* Interface dataset entries:
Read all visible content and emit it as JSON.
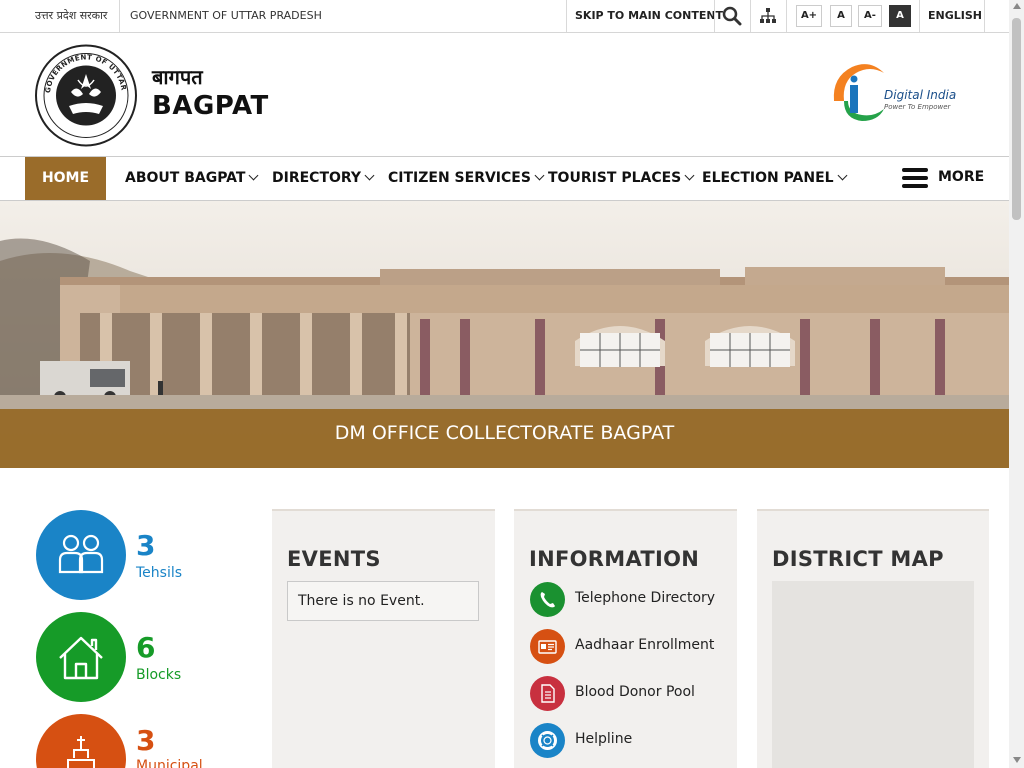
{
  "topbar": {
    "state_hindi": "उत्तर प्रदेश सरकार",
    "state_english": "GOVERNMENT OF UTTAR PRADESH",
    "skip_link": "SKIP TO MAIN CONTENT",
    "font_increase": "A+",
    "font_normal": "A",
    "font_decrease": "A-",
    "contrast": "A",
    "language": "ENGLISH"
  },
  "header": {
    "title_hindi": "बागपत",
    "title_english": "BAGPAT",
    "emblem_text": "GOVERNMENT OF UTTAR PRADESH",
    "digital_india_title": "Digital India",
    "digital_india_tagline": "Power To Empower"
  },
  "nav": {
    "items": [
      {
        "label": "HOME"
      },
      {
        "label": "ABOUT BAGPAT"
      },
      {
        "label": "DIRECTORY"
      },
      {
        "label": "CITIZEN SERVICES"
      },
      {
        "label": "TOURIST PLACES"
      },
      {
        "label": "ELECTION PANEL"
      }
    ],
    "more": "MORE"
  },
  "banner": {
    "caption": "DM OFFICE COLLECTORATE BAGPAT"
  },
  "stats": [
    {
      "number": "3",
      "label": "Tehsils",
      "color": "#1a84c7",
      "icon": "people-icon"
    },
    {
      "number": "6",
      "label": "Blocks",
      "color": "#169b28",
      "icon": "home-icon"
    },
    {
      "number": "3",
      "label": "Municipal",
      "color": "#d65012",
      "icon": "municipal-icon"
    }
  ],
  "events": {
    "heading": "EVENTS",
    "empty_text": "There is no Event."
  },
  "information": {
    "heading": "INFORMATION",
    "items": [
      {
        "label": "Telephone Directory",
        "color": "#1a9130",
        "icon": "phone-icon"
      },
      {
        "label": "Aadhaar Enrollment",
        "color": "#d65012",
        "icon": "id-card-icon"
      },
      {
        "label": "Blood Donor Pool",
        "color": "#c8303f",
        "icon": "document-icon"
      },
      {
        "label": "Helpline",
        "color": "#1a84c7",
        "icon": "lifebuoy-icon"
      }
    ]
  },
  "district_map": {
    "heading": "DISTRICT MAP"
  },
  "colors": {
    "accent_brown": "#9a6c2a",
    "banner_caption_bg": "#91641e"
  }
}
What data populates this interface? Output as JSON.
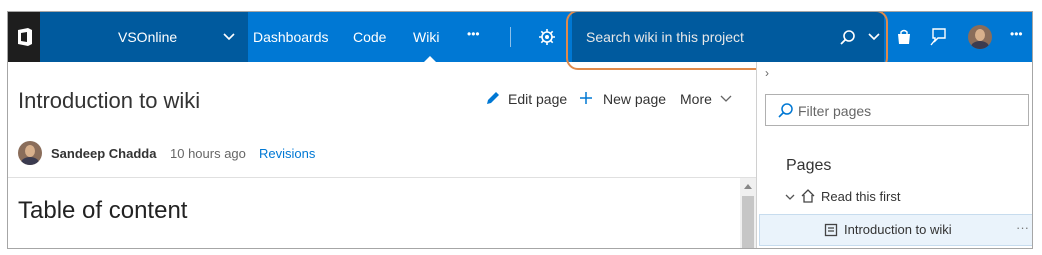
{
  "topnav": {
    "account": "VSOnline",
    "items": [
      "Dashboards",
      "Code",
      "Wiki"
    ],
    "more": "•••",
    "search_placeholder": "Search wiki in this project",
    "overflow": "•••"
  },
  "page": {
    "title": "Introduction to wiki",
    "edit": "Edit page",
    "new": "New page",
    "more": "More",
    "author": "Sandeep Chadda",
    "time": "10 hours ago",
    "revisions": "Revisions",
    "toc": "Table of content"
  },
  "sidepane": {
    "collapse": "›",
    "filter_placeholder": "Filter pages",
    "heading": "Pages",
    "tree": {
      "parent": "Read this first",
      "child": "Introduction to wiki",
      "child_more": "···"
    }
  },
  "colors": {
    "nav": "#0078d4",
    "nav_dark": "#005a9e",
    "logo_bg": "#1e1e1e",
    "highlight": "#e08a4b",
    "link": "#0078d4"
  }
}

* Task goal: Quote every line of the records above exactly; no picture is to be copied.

* Exercise response:
Read all visible content and emit it as JSON.
{
  "topbar": {
    "state_hindi": "उत्तर प्रदेश सरकार",
    "state_english": "GOVERNMENT OF UTTAR PRADESH",
    "skip_link": "SKIP TO MAIN CONTENT",
    "font_increase": "A+",
    "font_normal": "A",
    "font_decrease": "A-",
    "contrast": "A",
    "language": "ENGLISH"
  },
  "header": {
    "title_hindi": "बागपत",
    "title_english": "BAGPAT",
    "emblem_text": "GOVERNMENT OF UTTAR PRADESH",
    "digital_india_title": "Digital India",
    "digital_india_tagline": "Power To Empower"
  },
  "nav": {
    "items": [
      {
        "label": "HOME"
      },
      {
        "label": "ABOUT BAGPAT"
      },
      {
        "label": "DIRECTORY"
      },
      {
        "label": "CITIZEN SERVICES"
      },
      {
        "label": "TOURIST PLACES"
      },
      {
        "label": "ELECTION PANEL"
      }
    ],
    "more": "MORE"
  },
  "banner": {
    "caption": "DM OFFICE COLLECTORATE BAGPAT"
  },
  "stats": [
    {
      "number": "3",
      "label": "Tehsils",
      "color": "#1a84c7",
      "icon": "people-icon"
    },
    {
      "number": "6",
      "label": "Blocks",
      "color": "#169b28",
      "icon": "home-icon"
    },
    {
      "number": "3",
      "label": "Municipal",
      "color": "#d65012",
      "icon": "municipal-icon"
    }
  ],
  "events": {
    "heading": "EVENTS",
    "empty_text": "There is no Event."
  },
  "information": {
    "heading": "INFORMATION",
    "items": [
      {
        "label": "Telephone Directory",
        "color": "#1a9130",
        "icon": "phone-icon"
      },
      {
        "label": "Aadhaar Enrollment",
        "color": "#d65012",
        "icon": "id-card-icon"
      },
      {
        "label": "Blood Donor Pool",
        "color": "#c8303f",
        "icon": "document-icon"
      },
      {
        "label": "Helpline",
        "color": "#1a84c7",
        "icon": "lifebuoy-icon"
      }
    ]
  },
  "district_map": {
    "heading": "DISTRICT MAP"
  },
  "colors": {
    "accent_brown": "#9a6c2a",
    "banner_caption_bg": "#91641e"
  }
}
What data populates this interface? Output as JSON.
{
  "topnav": {
    "account": "VSOnline",
    "items": [
      "Dashboards",
      "Code",
      "Wiki"
    ],
    "more": "•••",
    "search_placeholder": "Search wiki in this project",
    "overflow": "•••"
  },
  "page": {
    "title": "Introduction to wiki",
    "edit": "Edit page",
    "new": "New page",
    "more": "More",
    "author": "Sandeep Chadda",
    "time": "10 hours ago",
    "revisions": "Revisions",
    "toc": "Table of content"
  },
  "sidepane": {
    "collapse": "›",
    "filter_placeholder": "Filter pages",
    "heading": "Pages",
    "tree": {
      "parent": "Read this first",
      "child": "Introduction to wiki",
      "child_more": "···"
    }
  },
  "colors": {
    "nav": "#0078d4",
    "nav_dark": "#005a9e",
    "logo_bg": "#1e1e1e",
    "highlight": "#e08a4b",
    "link": "#0078d4"
  }
}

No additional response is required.